Psychiatric disease, including psychoses (schizophrenia and depression) and neuroses, are functional disturbances of the brain, in which structural abnormalities are not recognizable; they may represent subtle disturbances of brain metabolism.

 

Treatment of disease by surgery or drugs is usual, but success is variable; a number of conditions are so benign that symptoms may be suppressed until they have run their natural course.

 


Infectious deseases

An infectious disease is a disease caused by any microorganism, but particularly viral and bacterial diseases and parasitic diseases, in which the causative agent may be transferred from one person to another (directly or indirectly). Knowledge of the stages at which a particular disease is liable to infect others and of its route (via skin scales, cough particles, clothing, urine, feces, saliva, or by insects, particularly mosquitoes and ticks) helps physicians to limit the spread of disease in epidemics.

 


Bacterial diseases

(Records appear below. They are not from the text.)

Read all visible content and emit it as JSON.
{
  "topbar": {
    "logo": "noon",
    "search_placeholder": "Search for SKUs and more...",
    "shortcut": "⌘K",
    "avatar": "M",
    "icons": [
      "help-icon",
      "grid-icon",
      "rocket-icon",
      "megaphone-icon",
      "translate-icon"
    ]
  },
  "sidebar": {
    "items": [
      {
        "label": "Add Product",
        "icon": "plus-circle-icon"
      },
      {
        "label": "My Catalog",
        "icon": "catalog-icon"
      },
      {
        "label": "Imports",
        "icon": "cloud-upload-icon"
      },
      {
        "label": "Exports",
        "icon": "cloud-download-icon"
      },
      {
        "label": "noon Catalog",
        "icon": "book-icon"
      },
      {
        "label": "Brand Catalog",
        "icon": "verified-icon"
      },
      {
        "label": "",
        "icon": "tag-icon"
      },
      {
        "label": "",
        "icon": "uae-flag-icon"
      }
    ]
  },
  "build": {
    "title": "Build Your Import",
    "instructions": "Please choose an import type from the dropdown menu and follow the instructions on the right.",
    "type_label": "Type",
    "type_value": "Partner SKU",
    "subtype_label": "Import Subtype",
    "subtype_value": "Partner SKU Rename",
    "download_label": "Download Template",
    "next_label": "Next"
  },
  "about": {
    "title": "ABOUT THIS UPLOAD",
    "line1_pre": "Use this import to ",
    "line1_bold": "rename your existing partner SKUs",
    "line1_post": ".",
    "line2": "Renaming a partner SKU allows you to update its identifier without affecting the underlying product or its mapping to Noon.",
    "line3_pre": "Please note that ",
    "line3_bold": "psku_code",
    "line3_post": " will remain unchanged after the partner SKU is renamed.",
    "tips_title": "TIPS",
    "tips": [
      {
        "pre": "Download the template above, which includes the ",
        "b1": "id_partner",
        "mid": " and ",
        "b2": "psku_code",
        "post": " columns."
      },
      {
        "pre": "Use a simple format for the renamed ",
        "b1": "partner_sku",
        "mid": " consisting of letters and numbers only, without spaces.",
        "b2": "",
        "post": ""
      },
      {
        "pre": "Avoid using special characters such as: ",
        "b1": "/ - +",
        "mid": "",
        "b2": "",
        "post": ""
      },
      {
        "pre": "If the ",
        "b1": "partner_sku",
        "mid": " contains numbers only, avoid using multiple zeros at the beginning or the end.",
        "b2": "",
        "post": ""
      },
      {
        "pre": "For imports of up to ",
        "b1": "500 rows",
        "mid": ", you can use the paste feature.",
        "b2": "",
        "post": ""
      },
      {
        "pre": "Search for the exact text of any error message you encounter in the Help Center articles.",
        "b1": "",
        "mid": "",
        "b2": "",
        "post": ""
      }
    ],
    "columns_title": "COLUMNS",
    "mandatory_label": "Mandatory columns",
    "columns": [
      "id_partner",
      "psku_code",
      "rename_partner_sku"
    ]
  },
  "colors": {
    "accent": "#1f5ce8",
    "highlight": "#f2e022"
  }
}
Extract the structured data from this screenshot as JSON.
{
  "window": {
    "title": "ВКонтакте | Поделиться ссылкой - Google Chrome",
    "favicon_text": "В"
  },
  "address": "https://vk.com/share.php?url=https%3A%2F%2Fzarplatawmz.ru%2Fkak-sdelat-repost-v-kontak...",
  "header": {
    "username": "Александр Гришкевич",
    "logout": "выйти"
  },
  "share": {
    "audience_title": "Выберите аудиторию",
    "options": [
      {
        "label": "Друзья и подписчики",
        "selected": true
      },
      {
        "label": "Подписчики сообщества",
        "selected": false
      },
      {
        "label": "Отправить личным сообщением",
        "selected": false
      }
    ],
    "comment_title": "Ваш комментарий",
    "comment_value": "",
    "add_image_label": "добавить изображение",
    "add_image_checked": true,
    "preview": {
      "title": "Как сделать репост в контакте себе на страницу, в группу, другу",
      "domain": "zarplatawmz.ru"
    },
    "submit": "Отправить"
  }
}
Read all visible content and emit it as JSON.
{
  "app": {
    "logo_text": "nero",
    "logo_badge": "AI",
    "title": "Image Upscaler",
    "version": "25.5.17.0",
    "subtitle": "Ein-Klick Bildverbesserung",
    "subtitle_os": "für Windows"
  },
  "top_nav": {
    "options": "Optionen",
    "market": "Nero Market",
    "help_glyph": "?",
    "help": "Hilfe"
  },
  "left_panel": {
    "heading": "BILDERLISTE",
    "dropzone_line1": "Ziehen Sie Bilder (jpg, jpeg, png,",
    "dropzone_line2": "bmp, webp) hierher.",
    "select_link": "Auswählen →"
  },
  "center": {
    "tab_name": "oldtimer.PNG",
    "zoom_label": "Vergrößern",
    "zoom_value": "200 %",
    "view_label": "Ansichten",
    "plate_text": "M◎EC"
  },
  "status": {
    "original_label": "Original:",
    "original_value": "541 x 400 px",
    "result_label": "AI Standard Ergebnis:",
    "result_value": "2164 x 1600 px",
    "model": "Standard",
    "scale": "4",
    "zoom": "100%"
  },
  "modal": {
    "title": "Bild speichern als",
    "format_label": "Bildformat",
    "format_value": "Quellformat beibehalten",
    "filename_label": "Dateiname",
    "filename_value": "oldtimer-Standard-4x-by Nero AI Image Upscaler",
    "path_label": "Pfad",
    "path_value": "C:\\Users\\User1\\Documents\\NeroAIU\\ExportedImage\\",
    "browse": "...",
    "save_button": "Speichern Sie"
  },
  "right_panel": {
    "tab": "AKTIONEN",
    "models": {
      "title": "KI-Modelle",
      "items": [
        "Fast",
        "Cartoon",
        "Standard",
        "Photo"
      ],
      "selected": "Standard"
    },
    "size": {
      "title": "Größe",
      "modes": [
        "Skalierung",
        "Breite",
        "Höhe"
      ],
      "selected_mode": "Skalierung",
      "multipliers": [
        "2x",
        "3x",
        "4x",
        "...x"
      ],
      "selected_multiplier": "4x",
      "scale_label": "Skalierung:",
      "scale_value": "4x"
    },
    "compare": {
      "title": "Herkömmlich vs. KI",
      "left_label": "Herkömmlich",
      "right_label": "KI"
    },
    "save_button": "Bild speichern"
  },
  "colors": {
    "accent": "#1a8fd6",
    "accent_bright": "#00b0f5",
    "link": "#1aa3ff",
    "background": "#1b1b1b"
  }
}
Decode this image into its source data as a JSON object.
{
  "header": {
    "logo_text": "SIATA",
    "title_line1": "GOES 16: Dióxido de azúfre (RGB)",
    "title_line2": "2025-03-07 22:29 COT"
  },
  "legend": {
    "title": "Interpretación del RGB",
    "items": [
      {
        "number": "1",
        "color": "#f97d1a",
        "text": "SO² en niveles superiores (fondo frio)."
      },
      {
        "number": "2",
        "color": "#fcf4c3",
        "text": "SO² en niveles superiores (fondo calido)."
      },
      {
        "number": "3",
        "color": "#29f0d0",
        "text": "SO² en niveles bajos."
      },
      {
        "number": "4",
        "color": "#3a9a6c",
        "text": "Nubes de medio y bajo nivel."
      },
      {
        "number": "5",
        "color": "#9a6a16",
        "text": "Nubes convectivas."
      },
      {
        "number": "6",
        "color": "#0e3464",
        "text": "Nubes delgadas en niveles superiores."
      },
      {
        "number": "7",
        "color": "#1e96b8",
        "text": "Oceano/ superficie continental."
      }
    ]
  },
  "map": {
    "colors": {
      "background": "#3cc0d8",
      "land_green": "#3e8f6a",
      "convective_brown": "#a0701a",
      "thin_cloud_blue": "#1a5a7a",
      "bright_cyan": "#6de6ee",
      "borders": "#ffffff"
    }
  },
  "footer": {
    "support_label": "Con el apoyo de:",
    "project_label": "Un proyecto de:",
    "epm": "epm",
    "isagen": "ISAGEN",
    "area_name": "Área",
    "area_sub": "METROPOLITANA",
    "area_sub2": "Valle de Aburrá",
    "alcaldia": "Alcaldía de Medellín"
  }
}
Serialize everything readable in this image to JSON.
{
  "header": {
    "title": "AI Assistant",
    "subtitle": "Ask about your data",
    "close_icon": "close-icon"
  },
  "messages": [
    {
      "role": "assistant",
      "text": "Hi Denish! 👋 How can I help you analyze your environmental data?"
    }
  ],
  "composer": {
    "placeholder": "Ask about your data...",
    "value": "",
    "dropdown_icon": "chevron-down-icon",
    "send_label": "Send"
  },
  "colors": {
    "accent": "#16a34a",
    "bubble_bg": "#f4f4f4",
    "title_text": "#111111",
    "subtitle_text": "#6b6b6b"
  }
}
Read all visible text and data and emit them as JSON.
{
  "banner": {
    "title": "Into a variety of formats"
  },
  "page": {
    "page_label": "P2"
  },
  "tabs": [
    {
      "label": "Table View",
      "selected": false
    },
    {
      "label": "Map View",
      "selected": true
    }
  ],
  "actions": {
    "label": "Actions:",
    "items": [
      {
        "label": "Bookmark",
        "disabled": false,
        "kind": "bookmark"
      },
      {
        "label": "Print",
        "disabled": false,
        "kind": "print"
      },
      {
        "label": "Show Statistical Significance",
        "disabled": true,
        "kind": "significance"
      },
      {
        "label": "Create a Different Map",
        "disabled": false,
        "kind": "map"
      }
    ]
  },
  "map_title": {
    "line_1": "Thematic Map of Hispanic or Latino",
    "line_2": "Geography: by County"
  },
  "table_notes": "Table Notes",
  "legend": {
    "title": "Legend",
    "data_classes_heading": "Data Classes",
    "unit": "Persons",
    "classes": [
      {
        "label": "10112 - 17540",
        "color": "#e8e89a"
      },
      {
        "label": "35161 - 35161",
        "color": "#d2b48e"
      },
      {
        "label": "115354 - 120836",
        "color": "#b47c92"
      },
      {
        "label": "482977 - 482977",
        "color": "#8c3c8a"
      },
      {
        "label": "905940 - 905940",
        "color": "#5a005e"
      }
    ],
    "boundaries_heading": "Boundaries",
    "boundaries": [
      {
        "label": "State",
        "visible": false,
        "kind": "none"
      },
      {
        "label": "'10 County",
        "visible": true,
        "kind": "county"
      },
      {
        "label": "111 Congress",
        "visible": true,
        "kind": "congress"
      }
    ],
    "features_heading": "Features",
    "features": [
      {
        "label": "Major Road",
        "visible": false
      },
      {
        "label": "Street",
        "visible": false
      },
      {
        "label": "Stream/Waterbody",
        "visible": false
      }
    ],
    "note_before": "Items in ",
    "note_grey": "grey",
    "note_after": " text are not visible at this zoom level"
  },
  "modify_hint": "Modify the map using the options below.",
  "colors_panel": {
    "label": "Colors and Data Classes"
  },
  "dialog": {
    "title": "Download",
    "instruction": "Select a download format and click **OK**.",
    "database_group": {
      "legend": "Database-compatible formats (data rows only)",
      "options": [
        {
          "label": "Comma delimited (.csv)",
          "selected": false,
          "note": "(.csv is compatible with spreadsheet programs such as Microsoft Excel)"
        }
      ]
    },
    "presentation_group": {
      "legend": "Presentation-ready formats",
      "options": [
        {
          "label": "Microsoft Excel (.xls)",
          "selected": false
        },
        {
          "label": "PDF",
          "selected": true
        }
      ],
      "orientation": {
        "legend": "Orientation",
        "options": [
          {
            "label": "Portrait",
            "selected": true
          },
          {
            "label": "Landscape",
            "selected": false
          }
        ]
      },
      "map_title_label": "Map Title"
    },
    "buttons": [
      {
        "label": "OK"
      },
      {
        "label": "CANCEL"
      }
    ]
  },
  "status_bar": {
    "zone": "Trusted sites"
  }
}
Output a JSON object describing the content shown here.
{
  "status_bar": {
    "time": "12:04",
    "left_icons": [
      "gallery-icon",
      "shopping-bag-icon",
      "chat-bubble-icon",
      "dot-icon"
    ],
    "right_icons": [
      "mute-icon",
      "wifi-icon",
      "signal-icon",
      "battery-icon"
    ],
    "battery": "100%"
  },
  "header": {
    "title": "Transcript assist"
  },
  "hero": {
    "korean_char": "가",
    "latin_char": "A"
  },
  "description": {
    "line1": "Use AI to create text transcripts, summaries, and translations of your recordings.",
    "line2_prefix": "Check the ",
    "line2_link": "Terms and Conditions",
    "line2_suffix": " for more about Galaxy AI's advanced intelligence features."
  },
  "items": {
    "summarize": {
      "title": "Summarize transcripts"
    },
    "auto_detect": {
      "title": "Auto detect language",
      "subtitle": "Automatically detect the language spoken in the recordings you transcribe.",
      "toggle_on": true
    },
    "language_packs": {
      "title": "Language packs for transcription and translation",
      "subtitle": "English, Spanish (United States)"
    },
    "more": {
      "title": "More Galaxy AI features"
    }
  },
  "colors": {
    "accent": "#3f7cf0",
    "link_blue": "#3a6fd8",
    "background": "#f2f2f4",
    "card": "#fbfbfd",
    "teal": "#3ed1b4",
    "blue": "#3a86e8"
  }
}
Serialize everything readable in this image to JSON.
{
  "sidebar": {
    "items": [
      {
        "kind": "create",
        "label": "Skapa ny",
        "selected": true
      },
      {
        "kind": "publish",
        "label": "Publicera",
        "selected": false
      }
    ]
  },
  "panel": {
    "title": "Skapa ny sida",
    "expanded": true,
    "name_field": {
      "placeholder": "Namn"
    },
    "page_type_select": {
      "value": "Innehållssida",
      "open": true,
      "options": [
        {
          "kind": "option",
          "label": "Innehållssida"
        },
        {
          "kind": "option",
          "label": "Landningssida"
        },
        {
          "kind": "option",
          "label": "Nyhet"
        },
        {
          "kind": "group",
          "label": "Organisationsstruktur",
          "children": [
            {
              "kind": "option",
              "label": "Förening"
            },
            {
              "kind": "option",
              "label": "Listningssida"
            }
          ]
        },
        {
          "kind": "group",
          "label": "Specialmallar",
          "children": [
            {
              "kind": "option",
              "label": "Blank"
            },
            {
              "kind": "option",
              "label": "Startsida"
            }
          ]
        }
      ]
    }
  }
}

A bacterial disease is a disease caused by bacteria or their products. Many bacteria have no effect and some are beneficial, while only a small number lead to disease. This may be a result of bacterial growth, the inflammation in response to it, or of toxins (e.g., tetanus, botulism, cholera). Bacteria may be contracted from the environment, other animals or humans, or from other parts of a single individual. Infection of skin and soft tissues with staphylococcus or streptococcus leads to boils, carbuncles, impetigo, cellulitis, scarlet fever, and erysipelas.

 

Abscess represents the localization of bacteria, while bacteremia and (typically) sepsis are conditions in which a bacterial infection is circulating in the blood. Sometimes a specific bacterium causes a specific disease (e.g., anthrax, diphtheria, typhoid), but any bacteria in some organs cause a similar disease: in lungs, pneumonia occurs; in the urinary tract, cystitis or pyelonephritis, and in the brain coverings, meningitis. Many venereal diseases are due to bacteria. In some diseases (e.g., tuberculosis, leprosy, rheumatic fever), many manifestations are due to hypersensitivity (see immunity) to the bacteria. While antibiotics have greatly reduced death and ill-health from bacteria and vaccination against specific diseases (e.g., whooping cough) has limited the number of cases, bacteria remain an important factor in disease.

 


Viral diseases

A viral disease is an infectious disease due to a virus. The common cold, influenza, chickenpox, measles, and rubella are common in childhood, while lassa fever and yellow fever are important tropical diseases. Viruses may also cause specific organ disease such as hepatitis, meningitis, encephalitis, myocarditis, and pericarditis. Most viral diseases are self-limited and mild, but there are few specific drugs effective in cases of severe illness. Prevention by vaccination is therefore crucial.

 


Parasitic diseases

A parasitic disease is an infection or infestation by parasites, usually referring to nonbacterial and nonviral agents (i.e., to protozoa and helminths). malaria, leishmaniasis, trypanosomiasis (see trypanosomes), chagas' disease, filariasis, schistosomiasis, toxoplasmosis, amebiasis, and tapeworm are common examples. Manifestations may depend on the life cycle of the parasite; animal or insect vectors are usual. Chemotherapy is often an effective treatment.